3 Tips For Negotiating Payment For Posts

This post was published 1 year ago. Some things may have changed since then - use the search function to see if anything has been posted since then, or reach out to us on Twitter if you'd like to see a more updated post!

As micro influencers (usually defined as having less than 10,000 followers on Instagram), it can be disheartening to hear that you shouldn’t be trying to negotiate for more than just gifting opportunities. Of course, being gifted items and services is pretty awesome, but if you’re looking to take your profile to the next level, it’s important to start considering how you will get there.

One of the main reasons you should be considering to ask for monetary compensation as a microinfluencer is that your audience is your most important asset. Brands and companies know the power of influencer marketing – why else would they get in contact with you? Microinfluencers, in particular, are more effective in getting their followers to engage with them talking about a new product which then leads to sales, as their followers feel more connected with them. They are more likely to have a higher engagement rate than an account with half a million followers, which makes the cost per engagement (a figure that brands will consider when deciding who to work with) more cost effective.

Creating content takes time and resources –and that’s just assuming that you’re taking your own photos or getting a friend to snap them for you! If you do things like hire a photographer, buy props for your photos, etc, then you’re having to spend money…is that free £10 mascara (or whatever)  such an exciting freebie now?

The first thing to do when negotiating is to ask what is being expected from you and what you will receive. Of course, you’ll have your own opinions on what you’re happy to accept, but as a very general guideline – if the brand is asking for more than just one post that they haveno influence on the content of, then there should be more than just a freeitem.

After you’ve found out what is being asked for, then the next step is to consider how much you would be happy to accept for this. If you’re unsure on where to start with compensation, make sure you check out this post where we go into more detail. If you’re stuck on how to approach brands for compensation, feel free to use these templates as a starting point:

  • Thank you for getting in contact. I am interested in this opportunity, will you be compensating for this?
  • Thank you for this information. My rates for (whatever is being asked for – e.g. one Instagram post with 3 images, a link in my bio for a week and 5 Stories, kept as a highlight for a month, etc) is £££. Please let me know how this sounds.
  • I am interested in going forwards with this collaboration – my rates for (whatever) is £££, however I amopen to negotiation

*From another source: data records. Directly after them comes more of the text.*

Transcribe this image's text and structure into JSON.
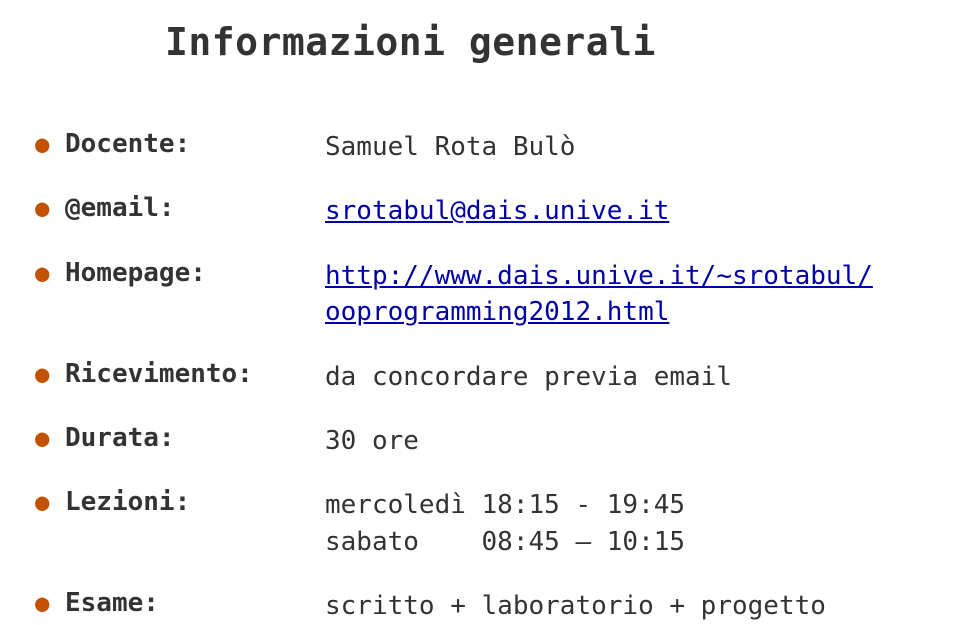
{
  "title": "Informazioni generali",
  "rows": [
    {
      "label": "Docente:",
      "value": "Samuel Rota Bulò",
      "link": false
    },
    {
      "label": "@email:",
      "value": "srotabul@dais.unive.it",
      "link": true
    },
    {
      "label": "Homepage:",
      "value": "http://www.dais.unive.it/~srotabul/\nooprogramming2012.html",
      "link": true
    },
    {
      "label": "Ricevimento:",
      "value": "da concordare previa email",
      "link": false
    },
    {
      "label": "Durata:",
      "value": "30 ore",
      "link": false
    },
    {
      "label": "Lezioni:",
      "value": "mercoledì 18:15 - 19:45\nsabato    08:45 – 10:15",
      "link": false
    },
    {
      "label": "Esame:",
      "value": "scritto + laboratorio + progetto",
      "link": false
    }
  ]
}
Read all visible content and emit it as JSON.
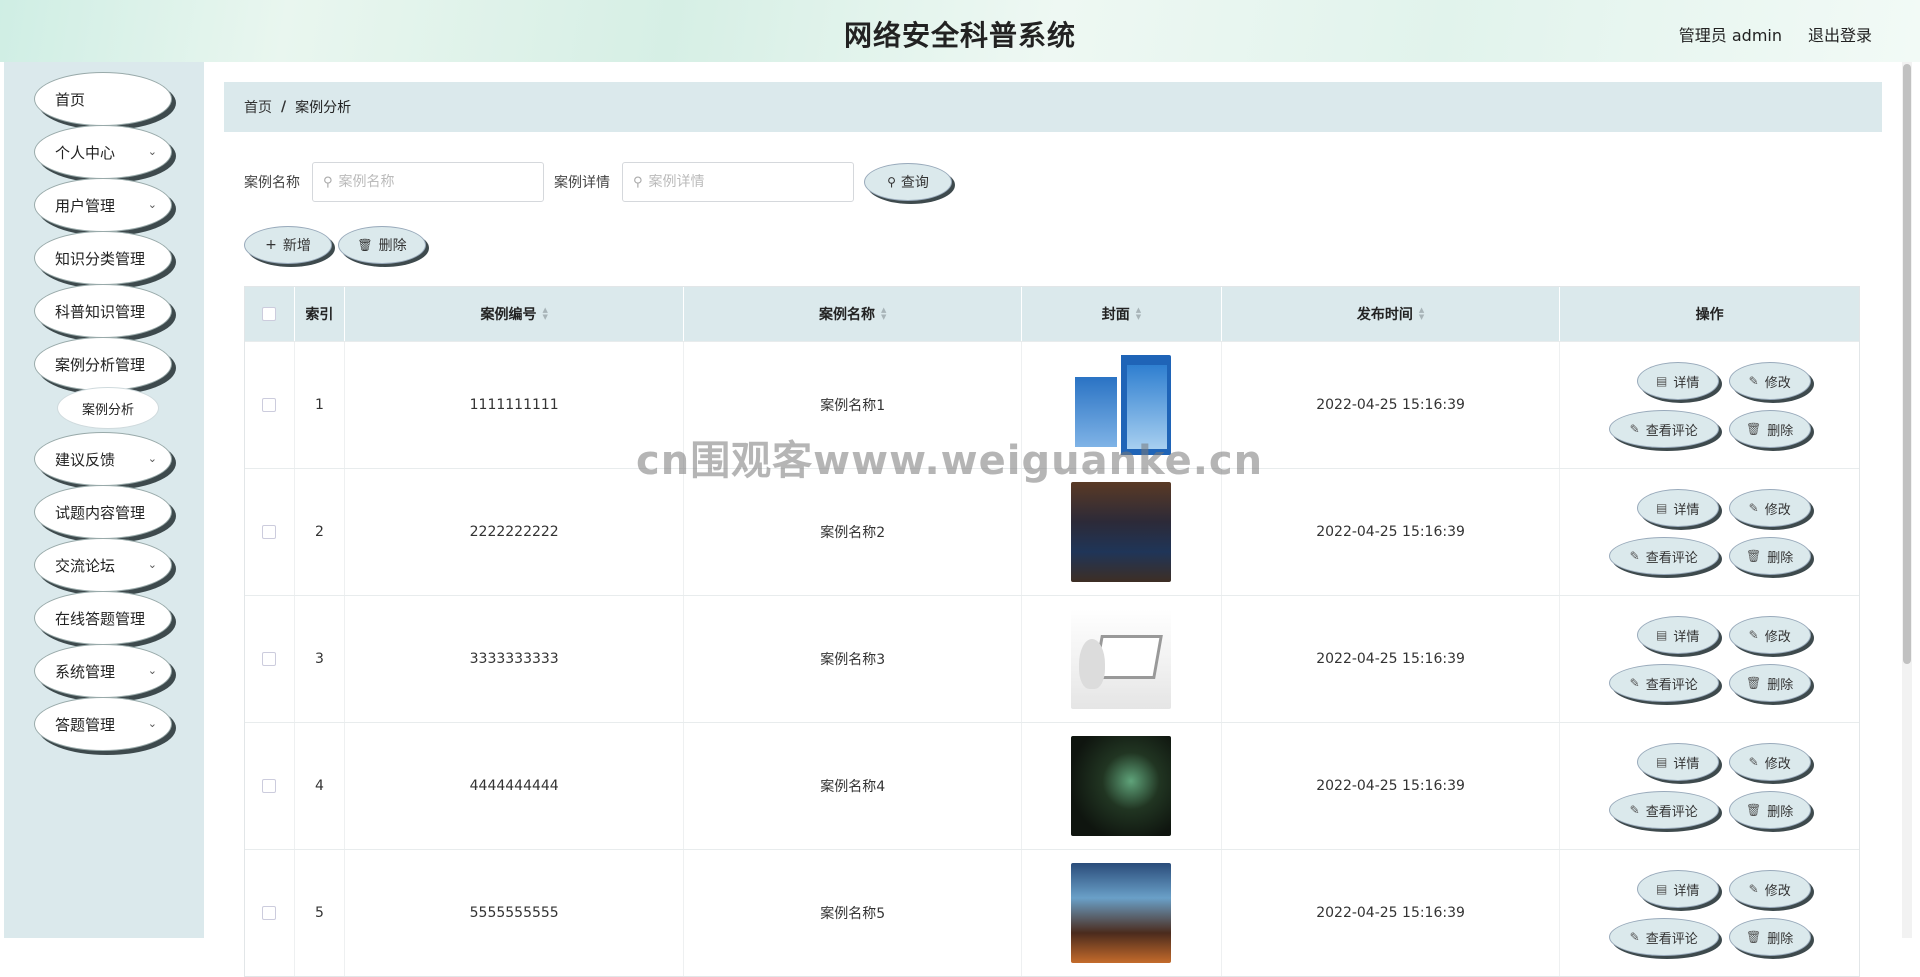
{
  "header": {
    "title": "网络安全科普系统",
    "user": "管理员 admin",
    "logout": "退出登录"
  },
  "sidebar": {
    "items": [
      {
        "label": "首页",
        "has_chevron": false
      },
      {
        "label": "个人中心",
        "has_chevron": true
      },
      {
        "label": "用户管理",
        "has_chevron": true
      },
      {
        "label": "知识分类管理",
        "has_chevron": false
      },
      {
        "label": "科普知识管理",
        "has_chevron": false
      },
      {
        "label": "案例分析管理",
        "has_chevron": false
      },
      {
        "label": "建议反馈",
        "has_chevron": true
      },
      {
        "label": "试题内容管理",
        "has_chevron": false
      },
      {
        "label": "交流论坛",
        "has_chevron": true
      },
      {
        "label": "在线答题管理",
        "has_chevron": false
      },
      {
        "label": "系统管理",
        "has_chevron": true
      },
      {
        "label": "答题管理",
        "has_chevron": true
      }
    ],
    "sub_item": "案例分析"
  },
  "breadcrumb": {
    "home": "首页",
    "separator": "/",
    "current": "案例分析"
  },
  "search": {
    "name_label": "案例名称",
    "name_placeholder": "案例名称",
    "detail_label": "案例详情",
    "detail_placeholder": "案例详情",
    "query_button": "查询"
  },
  "actions": {
    "add": "新增",
    "delete": "删除"
  },
  "table": {
    "columns": {
      "index": "索引",
      "code": "案例编号",
      "name": "案例名称",
      "cover": "封面",
      "time": "发布时间",
      "ops": "操作"
    },
    "op_labels": {
      "detail": "详情",
      "edit": "修改",
      "review": "查看评论",
      "delete": "删除"
    },
    "rows": [
      {
        "index": "1",
        "code": "1111111111",
        "name": "案例名称1",
        "time": "2022-04-25 15:16:39"
      },
      {
        "index": "2",
        "code": "2222222222",
        "name": "案例名称2",
        "time": "2022-04-25 15:16:39"
      },
      {
        "index": "3",
        "code": "3333333333",
        "name": "案例名称3",
        "time": "2022-04-25 15:16:39"
      },
      {
        "index": "4",
        "code": "4444444444",
        "name": "案例名称4",
        "time": "2022-04-25 15:16:39"
      },
      {
        "index": "5",
        "code": "5555555555",
        "name": "案例名称5",
        "time": "2022-04-25 15:16:39"
      }
    ]
  },
  "watermark": "cn围观客www.weiguanke.cn",
  "colors": {
    "accent": "#dbe9ec",
    "shadow": "#3e4a4d"
  }
}
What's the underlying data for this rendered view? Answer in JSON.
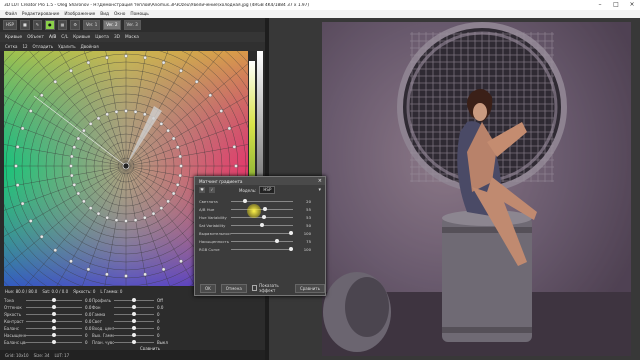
{
  "titlebar": {
    "title": "3D LUT Creator Pro 1.5 - Oleg Sharonov - H:\\Демонстрация теплой\\Anomus.3P3Ozeu\\Увеличение\\холодная.jpg (4RGB 4K4/1884 37 x 1.97)"
  },
  "menubar": {
    "items": [
      "Файл",
      "Редактирование",
      "Изображение",
      "Вид",
      "Окно",
      "Помощь"
    ]
  },
  "toolbar": {
    "hsp": "HSP",
    "ver_a": "Ver. 1",
    "ver_b": "Ver. 2",
    "ver_c": "Ver. 3"
  },
  "tabs": {
    "items": [
      "Кривые",
      "Объект",
      "A/B",
      "C/L",
      "Кривые",
      "Цвета",
      "3D",
      "Маска"
    ]
  },
  "row3": {
    "items": [
      "Сетка",
      "12",
      "Отладить",
      "Удалить",
      "Двойная"
    ]
  },
  "bottom": {
    "head": [
      "Hue: 80.0 / 80.0",
      "Sat: 0.0 / 0.0",
      "Яркость: 0",
      "L Гамма: 0"
    ],
    "left_sliders": [
      {
        "label": "Тона",
        "value": "0.0"
      },
      {
        "label": "Оттенок",
        "value": "0.0"
      },
      {
        "label": "Яркость",
        "value": "0.0"
      },
      {
        "label": "Контраст",
        "value": "0.0"
      },
      {
        "label": "Баланс",
        "value": "0.0"
      },
      {
        "label": "Насыщенность",
        "value": "0"
      },
      {
        "label": "Баланс цвета",
        "value": "0"
      }
    ],
    "right_sliders": [
      {
        "label": "Профиль",
        "value": "Off"
      },
      {
        "label": "Фон",
        "value": "0.0"
      },
      {
        "label": "Гамма",
        "value": "0"
      },
      {
        "label": "Свет",
        "value": "0"
      },
      {
        "label": "Вход. центр",
        "value": "0"
      },
      {
        "label": "Вых. Гамма",
        "value": "0"
      },
      {
        "label": "План. чувс.",
        "value": "Выкл"
      }
    ],
    "compare_label": "Сравнить"
  },
  "statusbar": {
    "items": [
      "Grid: 10x10",
      "Size: 34",
      "LUT: 17"
    ]
  },
  "dialog": {
    "title": "Матчинг градиента",
    "mode_label": "Модель:",
    "mode_value": "HSP",
    "rows": [
      {
        "label": "Светлота",
        "value": "20"
      },
      {
        "label": "A/B Hue",
        "value": "55"
      },
      {
        "label": "Hue Variability",
        "value": "53"
      },
      {
        "label": "Sat Variability",
        "value": "50"
      },
      {
        "label": "Выразительность",
        "value": "100"
      },
      {
        "label": "Насыщенность",
        "value": "75"
      },
      {
        "label": "RGB Curve",
        "value": "100"
      }
    ],
    "ok_label": "OK",
    "cancel_label": "Отмена",
    "preview_label": "Показать эффект",
    "compare_label": "Сравнить"
  }
}
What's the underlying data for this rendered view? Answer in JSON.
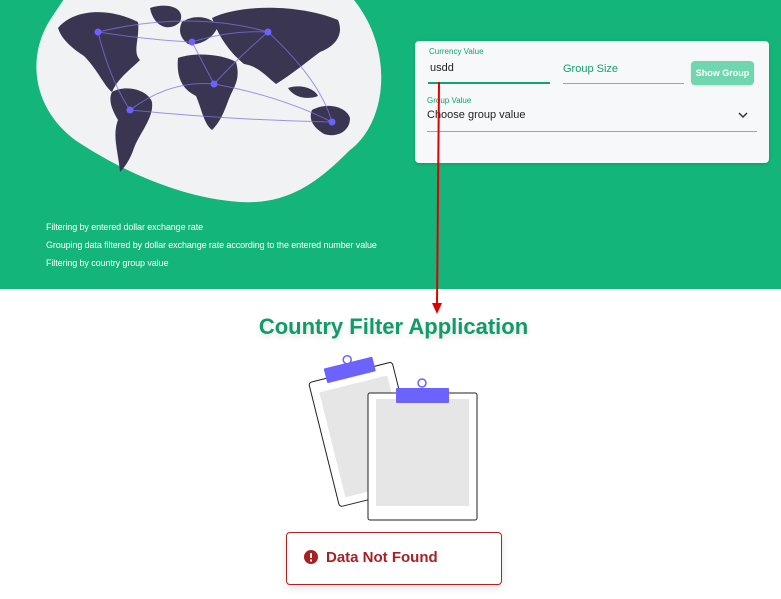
{
  "hero": {
    "features": [
      "Filtering by entered dollar exchange rate",
      "Grouping data filtered by dollar exchange rate according to the entered number value",
      "Filtering by country group value"
    ]
  },
  "filter_form": {
    "currency": {
      "label": "Currency Value",
      "value": "usdd"
    },
    "group_size": {
      "placeholder": "Group Size"
    },
    "show_group_label": "Show Group",
    "group_value": {
      "label": "Group Value",
      "selected": "Choose group value"
    }
  },
  "main": {
    "title": "Country Filter Application",
    "error_message": "Data Not Found"
  },
  "colors": {
    "brand_green": "#13b57a",
    "title_green": "#119a6a",
    "error_red": "#a82020",
    "annotation_arrow": "#e00000",
    "illustration_accent": "#6c63ff"
  },
  "icons": [
    "world-map-illustration",
    "clipboard-illustration",
    "chevron-down-icon",
    "error-icon"
  ]
}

It never hurts to ask whether there will be compensation available beyond the gifting – if they say no, then you can decide whether you still want to take part. Try to avoid apologetic language when sending these sort of emails – there has been a lot of talk recently that women tend to use language that puts their own skills down, and we should try to avoid this. (Check out this article for a more detailed look)

Finally, be more open with other bloggers and influencers in the same area as you. Money is always seen as a taboo subject, but if we want to help each other more with what a reasonable amount to charge is, then we should be discussing these sort of things more. (You’ve probably seen us say this sort of thing before – last year we ran a survey to ask about how much you charge). We should be opening up these sort of discussions more – if you’re being approached by certain brands, then it’s pretty likely that your friends will be as well.

  • Mimi Prentice (@lolly1234)

    Thanks so much for this I have been offered recently a 500 word blog post, a hyperlink and display their banner on my blog for three months for $10. I do have over 15,000 over social media, plus a very active blog, I thought is was very low, so I asked if there was leeway on the budget, I am waiting for a reply.

    March 13, 2019 at 7:17 pm Reply
  • Miss Penny Money

    Thank you for this. I think there’s definitely an issue when it comes to charging what you’re worth. If it was a position in employment, you wouldn’t accept more than the minimum wage per hour. When we consider how much work goes into a creating content or writing and promoting a blog post, we should certainly be asking for a fair hourly rate!

    July 8, 2019 at 10:58 am Reply

Leave a Reply

This site uses Akismet to reduce spam. Learn how your comment data is processed.

%d bloggers like this: